Figure 6: Physical distancing interventions in areas around commercial buildings
aerial sketch illustrating physical distancing interventions in areas around commercial buildings

Typical temporary interventions to consider for commercial areas:

1. Queue marking indicators outside office entrances

2. Maximise access and introduce one-way entry and exit points

3. Phasing of access and opening times

4. Keep building entrances clear

5. Widen footways by utilising the carriageway

6. Phase delivery timings in loading bays

4.6 Physical distancing in areas surrounding transport hubs

The areas around transport hubs typically include bus stations, train stations and tram stations. These areas may have high levels of footfall with large numbers of people congregating and waiting. There is typically interchange with other modes of transport like taxis, cycle hubs and private car use. Scotland's Transport Transition Plan provides separate guidance to help transport operators keep their staff and those using their services safe and should be read alongside this document (link can be found in the Appendix).

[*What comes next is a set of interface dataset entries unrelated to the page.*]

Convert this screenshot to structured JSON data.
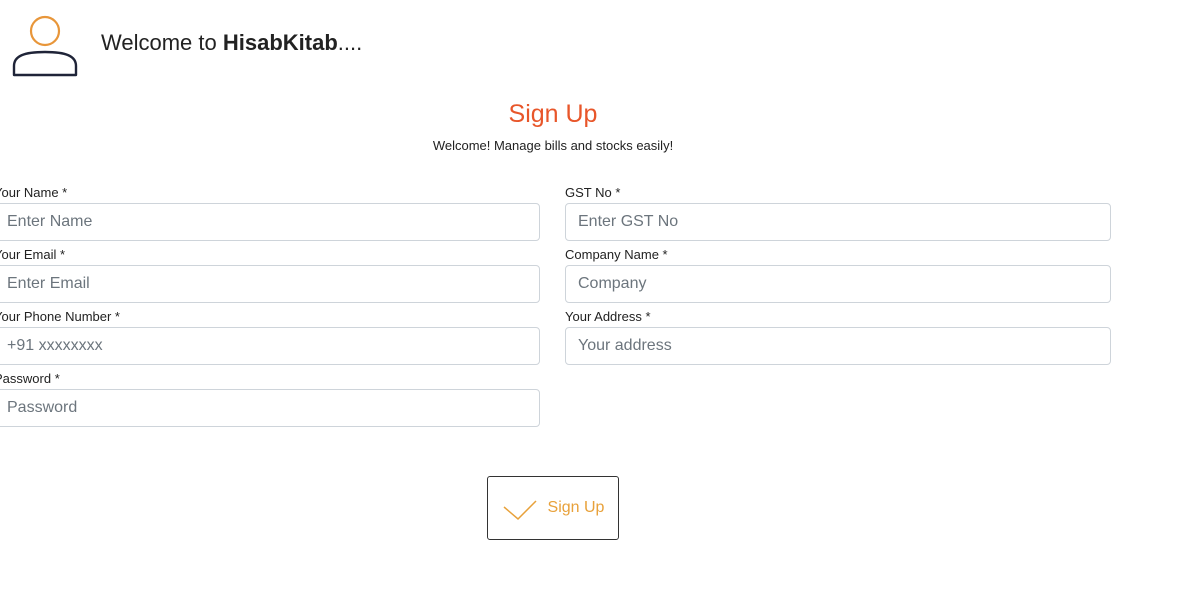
{
  "header": {
    "welcome_prefix": "Welcome to ",
    "brand": "HisabKitab",
    "suffix": "....",
    "avatar_icon": "user-icon",
    "avatar_head_color": "#e8963a",
    "avatar_body_color": "#1f2438"
  },
  "form": {
    "title": "Sign Up",
    "subtitle": "Welcome! Manage bills and stocks easily!",
    "title_color": "#e8562a",
    "fields": {
      "name": {
        "label": "Your Name *",
        "placeholder": "Enter Name"
      },
      "email": {
        "label": "Your Email *",
        "placeholder": "Enter Email"
      },
      "phone": {
        "label": "Your Phone Number *",
        "placeholder": "+91 xxxxxxxx"
      },
      "password": {
        "label": "Password *",
        "placeholder": "Password"
      },
      "gst": {
        "label": "GST No *",
        "placeholder": "Enter GST No"
      },
      "company": {
        "label": "Company Name *",
        "placeholder": "Company"
      },
      "address": {
        "label": "Your Address *",
        "placeholder": "Your address"
      }
    },
    "submit": {
      "label": "Sign Up",
      "icon": "checkmark-icon",
      "color": "#e8a13a"
    }
  }
}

Figure 7: Physical distancing interventions in areas around transport hubs
aerial sketch illustrating physical distancing interventions in areas around a transport hub

Typical temporary interventions to consider for transport hubs:

1. Develop a zonal plan for station hub highlighting destinations, conflict zones, drop off points and desire lines

2. Queue marking indicators and barriers outside main entrance. Such markings should incorporate tonal contrast and, where appropriate, tactile markings

3. Maximise access and introduce one-way entry and exit points

4. Allow space where multiple queues meet

5. Identify waiting zones

6. Signs on physical distancing and circulation

7. Taxi, bus, cycle and pick up to have waiting zones with identified routes through

8. Consider reallocation of station forecourt to provide more space for interchange. Consider appointment of marshals to help manage the flow of people into, and out of transport hubs


Contact

Email: chief.planner@gov.scot